**** RECORD EXTRACTS ****

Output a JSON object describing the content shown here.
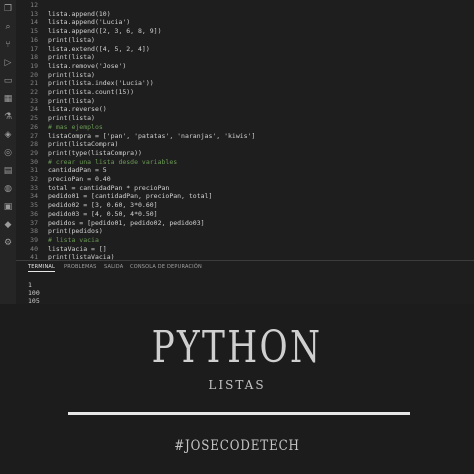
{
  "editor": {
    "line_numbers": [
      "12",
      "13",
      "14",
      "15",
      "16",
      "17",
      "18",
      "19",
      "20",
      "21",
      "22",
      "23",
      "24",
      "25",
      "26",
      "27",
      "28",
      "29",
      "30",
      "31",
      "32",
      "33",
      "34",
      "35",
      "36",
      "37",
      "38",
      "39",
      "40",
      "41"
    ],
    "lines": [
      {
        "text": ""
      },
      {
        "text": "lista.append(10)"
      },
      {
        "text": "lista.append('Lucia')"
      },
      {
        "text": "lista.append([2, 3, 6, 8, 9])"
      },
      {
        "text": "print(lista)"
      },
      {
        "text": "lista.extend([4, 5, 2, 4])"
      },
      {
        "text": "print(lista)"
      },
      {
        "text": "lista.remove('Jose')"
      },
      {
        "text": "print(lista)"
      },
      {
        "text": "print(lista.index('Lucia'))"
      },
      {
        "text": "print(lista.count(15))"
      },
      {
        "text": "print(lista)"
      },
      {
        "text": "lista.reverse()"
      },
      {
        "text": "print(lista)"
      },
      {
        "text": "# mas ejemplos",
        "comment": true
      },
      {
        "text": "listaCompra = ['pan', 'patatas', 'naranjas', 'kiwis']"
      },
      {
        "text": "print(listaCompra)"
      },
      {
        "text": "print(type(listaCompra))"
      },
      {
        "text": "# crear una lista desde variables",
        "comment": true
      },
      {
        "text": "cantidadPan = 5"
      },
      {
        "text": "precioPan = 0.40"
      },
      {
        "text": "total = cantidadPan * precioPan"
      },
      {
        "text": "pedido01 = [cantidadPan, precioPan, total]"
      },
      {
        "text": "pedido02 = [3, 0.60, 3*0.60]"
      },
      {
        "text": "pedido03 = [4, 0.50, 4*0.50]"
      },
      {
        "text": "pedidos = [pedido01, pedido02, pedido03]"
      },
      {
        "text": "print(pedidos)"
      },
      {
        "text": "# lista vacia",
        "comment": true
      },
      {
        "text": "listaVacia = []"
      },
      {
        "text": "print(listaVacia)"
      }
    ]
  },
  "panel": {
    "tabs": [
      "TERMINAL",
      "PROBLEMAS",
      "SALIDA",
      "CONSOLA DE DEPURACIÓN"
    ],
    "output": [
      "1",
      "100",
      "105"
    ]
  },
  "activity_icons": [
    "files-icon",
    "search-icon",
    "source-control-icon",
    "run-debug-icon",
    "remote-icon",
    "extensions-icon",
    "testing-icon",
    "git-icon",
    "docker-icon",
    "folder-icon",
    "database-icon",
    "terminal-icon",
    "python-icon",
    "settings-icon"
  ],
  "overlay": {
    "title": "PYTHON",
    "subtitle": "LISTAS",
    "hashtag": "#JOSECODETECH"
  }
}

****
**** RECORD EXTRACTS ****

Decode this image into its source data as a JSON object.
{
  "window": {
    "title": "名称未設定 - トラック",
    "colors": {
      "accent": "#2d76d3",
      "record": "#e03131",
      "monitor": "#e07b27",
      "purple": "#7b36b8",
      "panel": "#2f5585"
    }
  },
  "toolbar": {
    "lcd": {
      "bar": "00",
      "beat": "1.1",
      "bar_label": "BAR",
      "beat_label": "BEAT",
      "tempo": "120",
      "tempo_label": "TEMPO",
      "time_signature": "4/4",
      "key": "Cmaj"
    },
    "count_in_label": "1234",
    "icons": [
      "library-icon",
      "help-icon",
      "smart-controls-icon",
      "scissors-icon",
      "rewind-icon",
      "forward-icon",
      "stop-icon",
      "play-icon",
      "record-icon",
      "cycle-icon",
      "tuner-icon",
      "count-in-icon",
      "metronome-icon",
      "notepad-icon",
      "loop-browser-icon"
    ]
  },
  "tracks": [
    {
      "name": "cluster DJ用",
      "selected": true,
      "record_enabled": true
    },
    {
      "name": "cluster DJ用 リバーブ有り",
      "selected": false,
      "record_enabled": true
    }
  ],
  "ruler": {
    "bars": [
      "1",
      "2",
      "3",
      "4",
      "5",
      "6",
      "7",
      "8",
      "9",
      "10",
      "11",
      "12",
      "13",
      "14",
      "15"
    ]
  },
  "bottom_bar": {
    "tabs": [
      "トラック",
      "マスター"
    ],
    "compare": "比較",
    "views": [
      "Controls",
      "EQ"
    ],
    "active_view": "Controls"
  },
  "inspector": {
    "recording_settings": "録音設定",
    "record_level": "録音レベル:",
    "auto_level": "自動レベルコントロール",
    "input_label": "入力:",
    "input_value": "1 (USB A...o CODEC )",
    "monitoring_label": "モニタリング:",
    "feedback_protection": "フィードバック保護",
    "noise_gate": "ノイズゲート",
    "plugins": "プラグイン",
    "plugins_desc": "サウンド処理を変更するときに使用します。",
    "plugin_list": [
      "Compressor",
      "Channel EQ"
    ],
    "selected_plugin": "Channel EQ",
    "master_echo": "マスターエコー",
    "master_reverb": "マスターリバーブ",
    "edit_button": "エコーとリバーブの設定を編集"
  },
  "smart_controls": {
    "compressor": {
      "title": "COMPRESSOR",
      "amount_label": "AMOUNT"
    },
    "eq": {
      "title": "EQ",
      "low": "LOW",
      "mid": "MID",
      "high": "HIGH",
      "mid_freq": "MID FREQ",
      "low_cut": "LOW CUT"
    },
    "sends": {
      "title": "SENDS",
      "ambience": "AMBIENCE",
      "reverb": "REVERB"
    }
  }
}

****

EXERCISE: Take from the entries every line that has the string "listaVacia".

ANSWER TO THIS EXERCISE:
        "text": "listaVacia = []"
        "text": "print(listaVacia)"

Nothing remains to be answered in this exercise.